__Work task__: Copy every entry word for word, but skip the pictures.

__Supplied records__:

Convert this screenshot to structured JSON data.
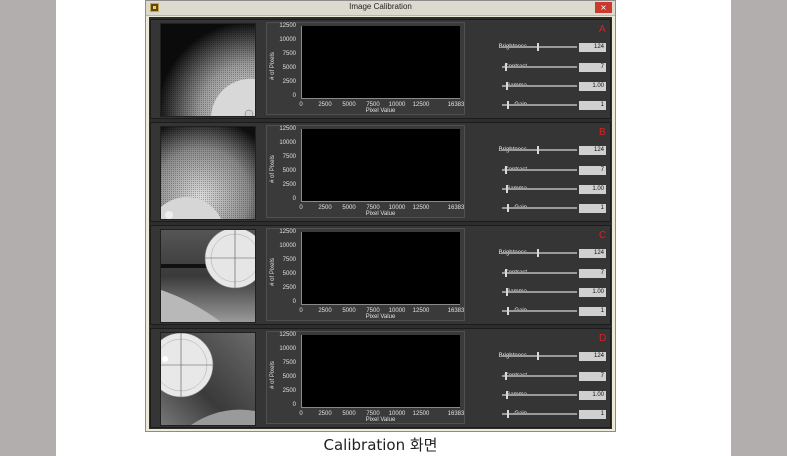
{
  "window": {
    "title": "Image Calibration",
    "close_label": "×"
  },
  "caption": "Calibration 화면",
  "histogram": {
    "yticks": [
      "12500",
      "10000",
      "7500",
      "5000",
      "2500",
      "0"
    ],
    "xticks": [
      "0",
      "2500",
      "5000",
      "7500",
      "10000",
      "12500",
      "16383"
    ],
    "ylabel": "# of Pixels",
    "xlabel": "Pixel Value"
  },
  "controls": {
    "brightness_label": "Brightness",
    "contrast_label": "Contrast",
    "gamma_label": "Gamma",
    "gain_label": "Gain"
  },
  "panels": [
    {
      "letter": "A",
      "brightness": "124",
      "contrast": "7",
      "gamma": "1.00",
      "gain": "1"
    },
    {
      "letter": "B",
      "brightness": "124",
      "contrast": "7",
      "gamma": "1.00",
      "gain": "1"
    },
    {
      "letter": "C",
      "brightness": "124",
      "contrast": "7",
      "gamma": "1.00",
      "gain": "1"
    },
    {
      "letter": "D",
      "brightness": "124",
      "contrast": "7",
      "gamma": "1.00",
      "gain": "1"
    }
  ],
  "colors": {
    "letter": "#e0201e",
    "panel_bg": "#353535",
    "plot_bg": "#000000"
  }
}
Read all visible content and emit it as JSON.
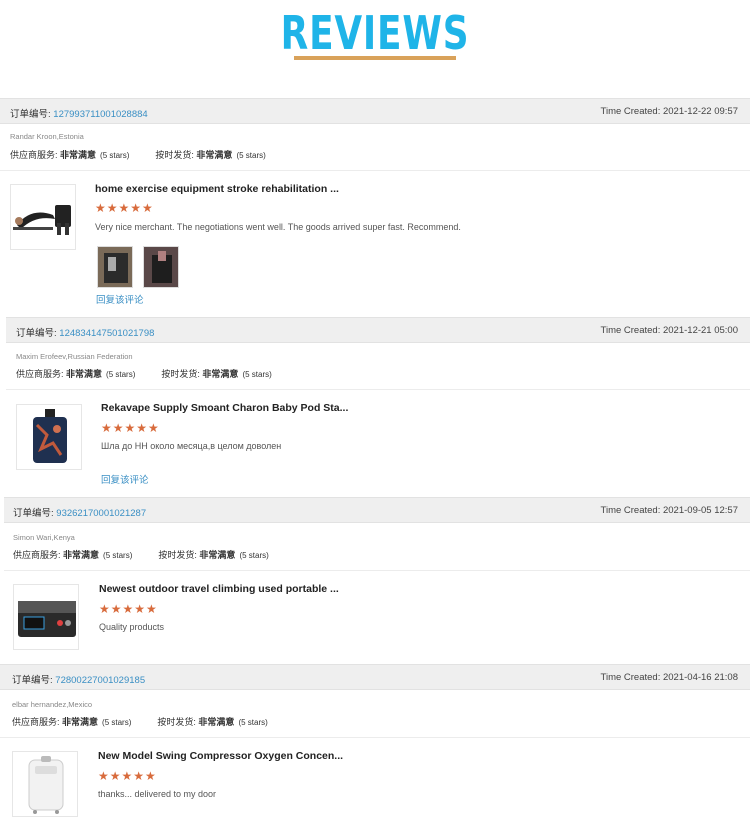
{
  "header": {
    "title": "REVIEWS"
  },
  "reviews": [
    {
      "order_label": "订单编号:",
      "order_number": "127993711001028884",
      "time": "Time Created: 2021-12-22 09:57",
      "buyer": "Randar Kroon,Estonia",
      "supplier_label": "供应商服务:",
      "supplier_value": "非常满意",
      "supplier_stars": "(5 stars)",
      "delivery_label": "按时发货:",
      "delivery_value": "非常满意",
      "delivery_stars": "(5 stars)",
      "product": "home exercise equipment stroke rehabilitation ...",
      "rating": "★★★★★",
      "comment": "Very nice merchant. The negotiations went well. The goods arrived super fast. Recommend.",
      "reply": "回复该评论"
    },
    {
      "order_label": "订单编号:",
      "order_number": "124834147501021798",
      "time": "Time Created: 2021-12-21 05:00",
      "buyer": "Maxim Erofeev,Russian Federation",
      "supplier_label": "供应商服务:",
      "supplier_value": "非常满意",
      "supplier_stars": "(5 stars)",
      "delivery_label": "按时发货:",
      "delivery_value": "非常满意",
      "delivery_stars": "(5 stars)",
      "product": "Rekavape Supply Smoant Charon Baby Pod Sta...",
      "rating": "★★★★★",
      "comment": "Шла до НН около месяца,в целом доволен",
      "reply": "回复该评论"
    },
    {
      "order_label": "订单编号:",
      "order_number": "93262170001021287",
      "time": "Time Created: 2021-09-05 12:57",
      "buyer": "Simon Wari,Kenya",
      "supplier_label": "供应商服务:",
      "supplier_value": "非常满意",
      "supplier_stars": "(5 stars)",
      "delivery_label": "按时发货:",
      "delivery_value": "非常满意",
      "delivery_stars": "(5 stars)",
      "product": "Newest outdoor travel climbing used portable ...",
      "rating": "★★★★★",
      "comment": "Quality products"
    },
    {
      "order_label": "订单编号:",
      "order_number": "72800227001029185",
      "time": "Time Created: 2021-04-16 21:08",
      "buyer": "elbar hernandez,Mexico",
      "supplier_label": "供应商服务:",
      "supplier_value": "非常满意",
      "supplier_stars": "(5 stars)",
      "delivery_label": "按时发货:",
      "delivery_value": "非常满意",
      "delivery_stars": "(5 stars)",
      "product": "New Model Swing Compressor Oxygen Concen...",
      "rating": "★★★★★",
      "comment": "thanks... delivered to my door"
    }
  ],
  "colors": {
    "accent": "#1fb4e8",
    "link": "#3a8fc4",
    "star": "#d86b3c",
    "bar": "#efefef"
  }
}
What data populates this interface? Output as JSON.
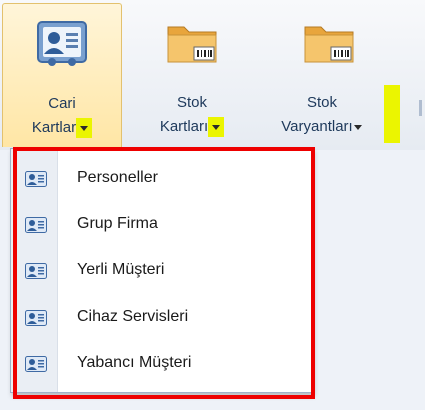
{
  "ribbon": {
    "buttons": [
      {
        "line1": "Cari",
        "line2": "Kartlar",
        "icon": "contact-card-icon",
        "active": true
      },
      {
        "line1": "Stok",
        "line2": "Kartları",
        "icon": "folder-barcode-icon",
        "active": false
      },
      {
        "line1": "Stok",
        "line2": "Varyantları",
        "icon": "folder-barcode-icon",
        "active": false
      }
    ]
  },
  "dropdown": {
    "items": [
      {
        "label": "Personeller",
        "icon": "contact-card-icon"
      },
      {
        "label": "Grup Firma",
        "icon": "contact-card-icon"
      },
      {
        "label": "Yerli Müşteri",
        "icon": "contact-card-icon"
      },
      {
        "label": "Cihaz Servisleri",
        "icon": "contact-card-icon"
      },
      {
        "label": "Yabancı Müşteri",
        "icon": "contact-card-icon"
      }
    ]
  },
  "colors": {
    "highlight_box": "#ee0000",
    "arrow_highlight": "#ebf500",
    "active_button": "#ffe6a5"
  }
}
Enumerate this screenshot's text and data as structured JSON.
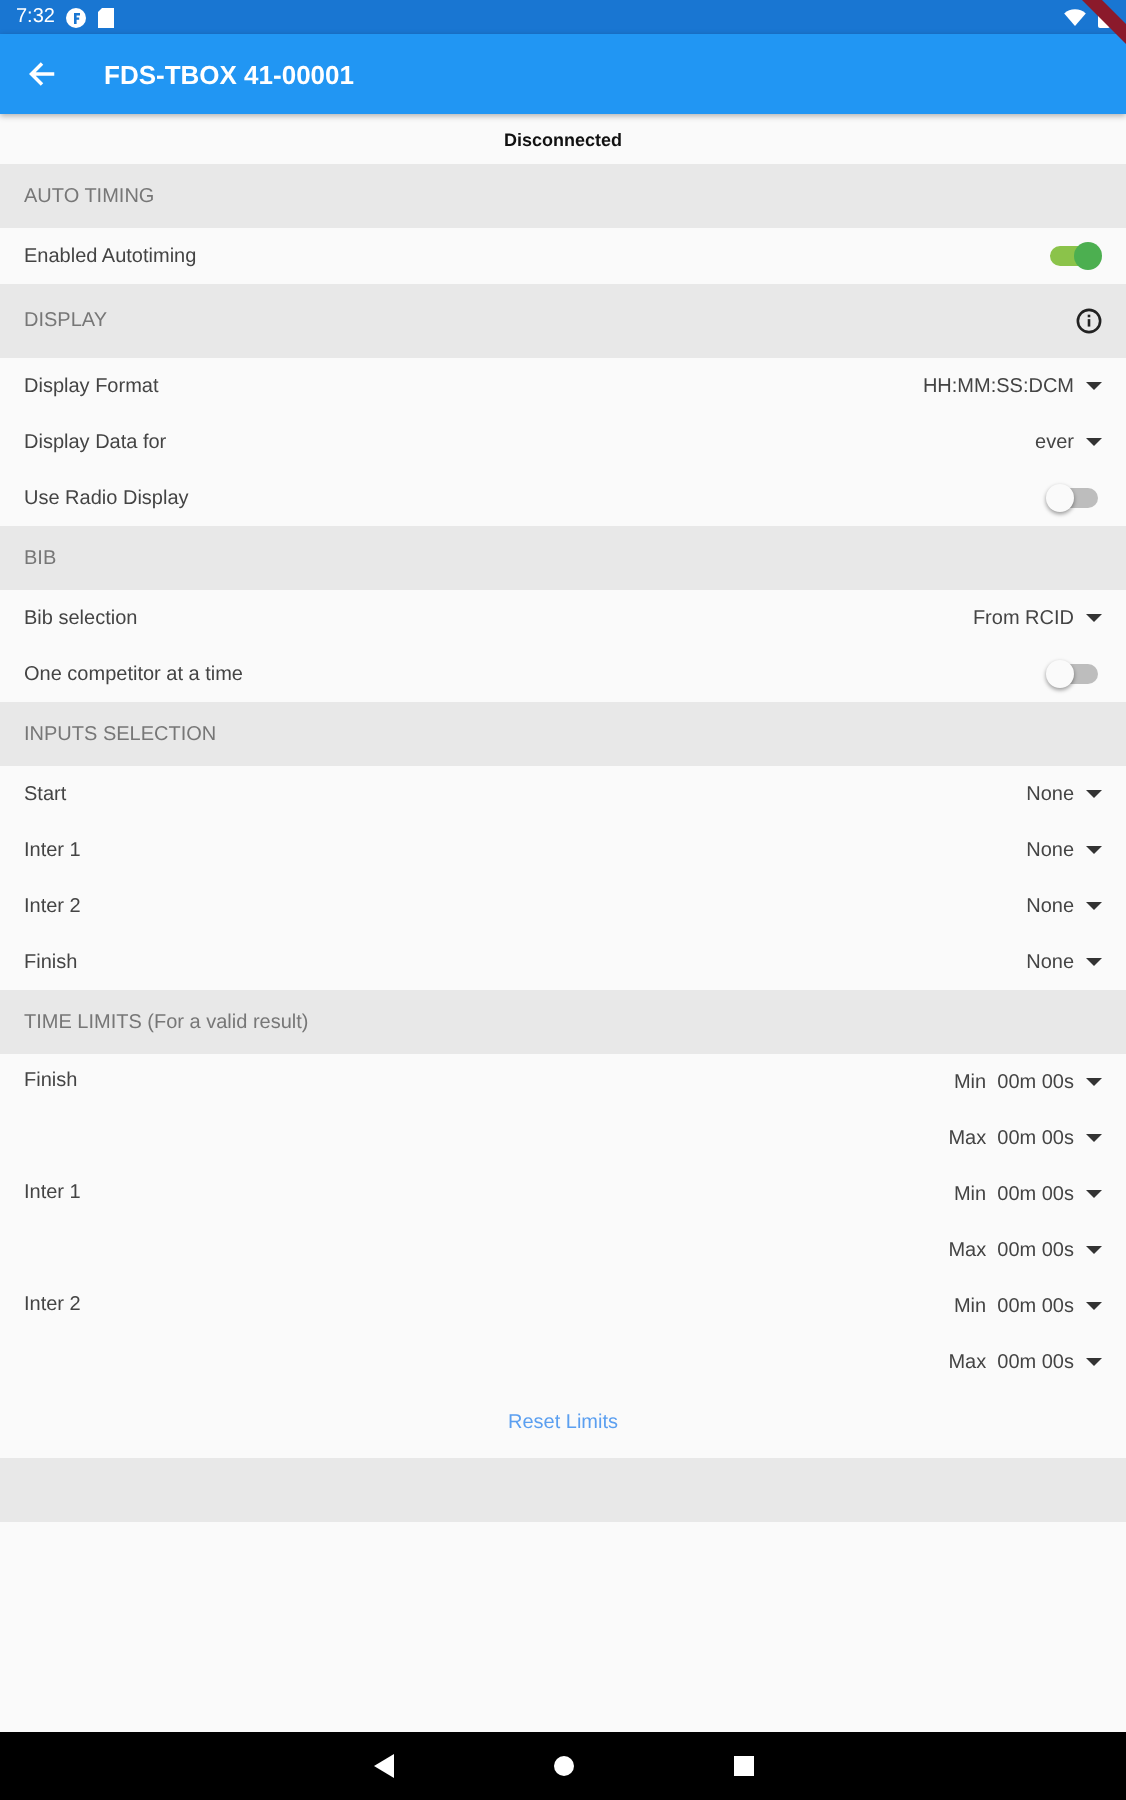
{
  "status_bar": {
    "time": "7:32"
  },
  "app_bar": {
    "title": "FDS-TBOX 41-00001"
  },
  "connection": "Disconnected",
  "sections": [
    {
      "title": "AUTO TIMING",
      "info": false,
      "items": [
        {
          "kind": "toggle",
          "label": "Enabled Autotiming",
          "on": true
        }
      ]
    },
    {
      "title": "DISPLAY",
      "info": true,
      "items": [
        {
          "kind": "dropdown",
          "label": "Display Format",
          "value": "HH:MM:SS:DCM"
        },
        {
          "kind": "dropdown",
          "label": "Display Data for",
          "value": "ever"
        },
        {
          "kind": "toggle",
          "label": "Use Radio Display",
          "on": false
        }
      ]
    },
    {
      "title": "BIB",
      "info": false,
      "items": [
        {
          "kind": "dropdown",
          "label": "Bib selection",
          "value": "From RCID"
        },
        {
          "kind": "toggle",
          "label": "One competitor at a time",
          "on": false
        }
      ]
    },
    {
      "title": "INPUTS SELECTION",
      "info": false,
      "items": [
        {
          "kind": "dropdown",
          "label": "Start",
          "value": "None"
        },
        {
          "kind": "dropdown",
          "label": "Inter 1",
          "value": "None"
        },
        {
          "kind": "dropdown",
          "label": "Inter 2",
          "value": "None"
        },
        {
          "kind": "dropdown",
          "label": "Finish",
          "value": "None"
        }
      ]
    },
    {
      "title": "TIME LIMITS (For a valid result)",
      "info": false,
      "items": [
        {
          "kind": "limits",
          "label": "Finish",
          "limits": [
            {
              "prefix": "Min",
              "value": "00m 00s"
            },
            {
              "prefix": "Max",
              "value": "00m 00s"
            }
          ]
        },
        {
          "kind": "limits",
          "label": "Inter 1",
          "limits": [
            {
              "prefix": "Min",
              "value": "00m 00s"
            },
            {
              "prefix": "Max",
              "value": "00m 00s"
            }
          ]
        },
        {
          "kind": "limits",
          "label": "Inter 2",
          "limits": [
            {
              "prefix": "Min",
              "value": "00m 00s"
            },
            {
              "prefix": "Max",
              "value": "00m 00s"
            }
          ]
        }
      ],
      "action": "Reset Limits"
    }
  ]
}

__Final answer__:
Convert this screenshot to structured JSON data.
{
  "window": {
    "title": "Image Calibration",
    "close_label": "×"
  },
  "caption": "Calibration 화면",
  "histogram": {
    "yticks": [
      "12500",
      "10000",
      "7500",
      "5000",
      "2500",
      "0"
    ],
    "xticks": [
      "0",
      "2500",
      "5000",
      "7500",
      "10000",
      "12500",
      "16383"
    ],
    "ylabel": "# of Pixels",
    "xlabel": "Pixel Value"
  },
  "controls": {
    "brightness_label": "Brightness",
    "contrast_label": "Contrast",
    "gamma_label": "Gamma",
    "gain_label": "Gain"
  },
  "panels": [
    {
      "letter": "A",
      "brightness": "124",
      "contrast": "7",
      "gamma": "1.00",
      "gain": "1"
    },
    {
      "letter": "B",
      "brightness": "124",
      "contrast": "7",
      "gamma": "1.00",
      "gain": "1"
    },
    {
      "letter": "C",
      "brightness": "124",
      "contrast": "7",
      "gamma": "1.00",
      "gain": "1"
    },
    {
      "letter": "D",
      "brightness": "124",
      "contrast": "7",
      "gamma": "1.00",
      "gain": "1"
    }
  ],
  "colors": {
    "letter": "#e0201e",
    "panel_bg": "#353535",
    "plot_bg": "#000000"
  }
}
Read all visible content and emit it as JSON.
{
  "header": {
    "title": "REVIEWS"
  },
  "reviews": [
    {
      "order_label": "订单编号:",
      "order_number": "127993711001028884",
      "time": "Time Created: 2021-12-22 09:57",
      "buyer": "Randar Kroon,Estonia",
      "supplier_label": "供应商服务:",
      "supplier_value": "非常满意",
      "supplier_stars": "(5 stars)",
      "delivery_label": "按时发货:",
      "delivery_value": "非常满意",
      "delivery_stars": "(5 stars)",
      "product": "home exercise equipment stroke rehabilitation ...",
      "rating": "★★★★★",
      "comment": "Very nice merchant. The negotiations went well. The goods arrived super fast. Recommend.",
      "reply": "回复该评论"
    },
    {
      "order_label": "订单编号:",
      "order_number": "124834147501021798",
      "time": "Time Created: 2021-12-21 05:00",
      "buyer": "Maxim Erofeev,Russian Federation",
      "supplier_label": "供应商服务:",
      "supplier_value": "非常满意",
      "supplier_stars": "(5 stars)",
      "delivery_label": "按时发货:",
      "delivery_value": "非常满意",
      "delivery_stars": "(5 stars)",
      "product": "Rekavape Supply Smoant Charon Baby Pod Sta...",
      "rating": "★★★★★",
      "comment": "Шла до НН около месяца,в целом доволен",
      "reply": "回复该评论"
    },
    {
      "order_label": "订单编号:",
      "order_number": "93262170001021287",
      "time": "Time Created: 2021-09-05 12:57",
      "buyer": "Simon Wari,Kenya",
      "supplier_label": "供应商服务:",
      "supplier_value": "非常满意",
      "supplier_stars": "(5 stars)",
      "delivery_label": "按时发货:",
      "delivery_value": "非常满意",
      "delivery_stars": "(5 stars)",
      "product": "Newest outdoor travel climbing used portable ...",
      "rating": "★★★★★",
      "comment": "Quality products"
    },
    {
      "order_label": "订单编号:",
      "order_number": "72800227001029185",
      "time": "Time Created: 2021-04-16 21:08",
      "buyer": "elbar hernandez,Mexico",
      "supplier_label": "供应商服务:",
      "supplier_value": "非常满意",
      "supplier_stars": "(5 stars)",
      "delivery_label": "按时发货:",
      "delivery_value": "非常满意",
      "delivery_stars": "(5 stars)",
      "product": "New Model Swing Compressor Oxygen Concen...",
      "rating": "★★★★★",
      "comment": "thanks... delivered to my door"
    }
  ],
  "colors": {
    "accent": "#1fb4e8",
    "link": "#3a8fc4",
    "star": "#d86b3c",
    "bar": "#efefef"
  }
}
What data populates this interface? Output as JSON.
{
  "ribbon": {
    "buttons": [
      {
        "line1": "Cari",
        "line2": "Kartlar",
        "icon": "contact-card-icon",
        "active": true
      },
      {
        "line1": "Stok",
        "line2": "Kartları",
        "icon": "folder-barcode-icon",
        "active": false
      },
      {
        "line1": "Stok",
        "line2": "Varyantları",
        "icon": "folder-barcode-icon",
        "active": false
      }
    ]
  },
  "dropdown": {
    "items": [
      {
        "label": "Personeller",
        "icon": "contact-card-icon"
      },
      {
        "label": "Grup Firma",
        "icon": "contact-card-icon"
      },
      {
        "label": "Yerli Müşteri",
        "icon": "contact-card-icon"
      },
      {
        "label": "Cihaz Servisleri",
        "icon": "contact-card-icon"
      },
      {
        "label": "Yabancı Müşteri",
        "icon": "contact-card-icon"
      }
    ]
  },
  "colors": {
    "highlight_box": "#ee0000",
    "arrow_highlight": "#ebf500",
    "active_button": "#ffe6a5"
  }
}
Enumerate this screenshot's text and data as structured JSON.
{
  "status_bar": {
    "time": "7:32"
  },
  "app_bar": {
    "title": "FDS-TBOX 41-00001"
  },
  "connection": "Disconnected",
  "sections": [
    {
      "title": "AUTO TIMING",
      "info": false,
      "items": [
        {
          "kind": "toggle",
          "label": "Enabled Autotiming",
          "on": true
        }
      ]
    },
    {
      "title": "DISPLAY",
      "info": true,
      "items": [
        {
          "kind": "dropdown",
          "label": "Display Format",
          "value": "HH:MM:SS:DCM"
        },
        {
          "kind": "dropdown",
          "label": "Display Data for",
          "value": "ever"
        },
        {
          "kind": "toggle",
          "label": "Use Radio Display",
          "on": false
        }
      ]
    },
    {
      "title": "BIB",
      "info": false,
      "items": [
        {
          "kind": "dropdown",
          "label": "Bib selection",
          "value": "From RCID"
        },
        {
          "kind": "toggle",
          "label": "One competitor at a time",
          "on": false
        }
      ]
    },
    {
      "title": "INPUTS SELECTION",
      "info": false,
      "items": [
        {
          "kind": "dropdown",
          "label": "Start",
          "value": "None"
        },
        {
          "kind": "dropdown",
          "label": "Inter 1",
          "value": "None"
        },
        {
          "kind": "dropdown",
          "label": "Inter 2",
          "value": "None"
        },
        {
          "kind": "dropdown",
          "label": "Finish",
          "value": "None"
        }
      ]
    },
    {
      "title": "TIME LIMITS (For a valid result)",
      "info": false,
      "items": [
        {
          "kind": "limits",
          "label": "Finish",
          "limits": [
            {
              "prefix": "Min",
              "value": "00m 00s"
            },
            {
              "prefix": "Max",
              "value": "00m 00s"
            }
          ]
        },
        {
          "kind": "limits",
          "label": "Inter 1",
          "limits": [
            {
              "prefix": "Min",
              "value": "00m 00s"
            },
            {
              "prefix": "Max",
              "value": "00m 00s"
            }
          ]
        },
        {
          "kind": "limits",
          "label": "Inter 2",
          "limits": [
            {
              "prefix": "Min",
              "value": "00m 00s"
            },
            {
              "prefix": "Max",
              "value": "00m 00s"
            }
          ]
        }
      ],
      "action": "Reset Limits"
    }
  ]
}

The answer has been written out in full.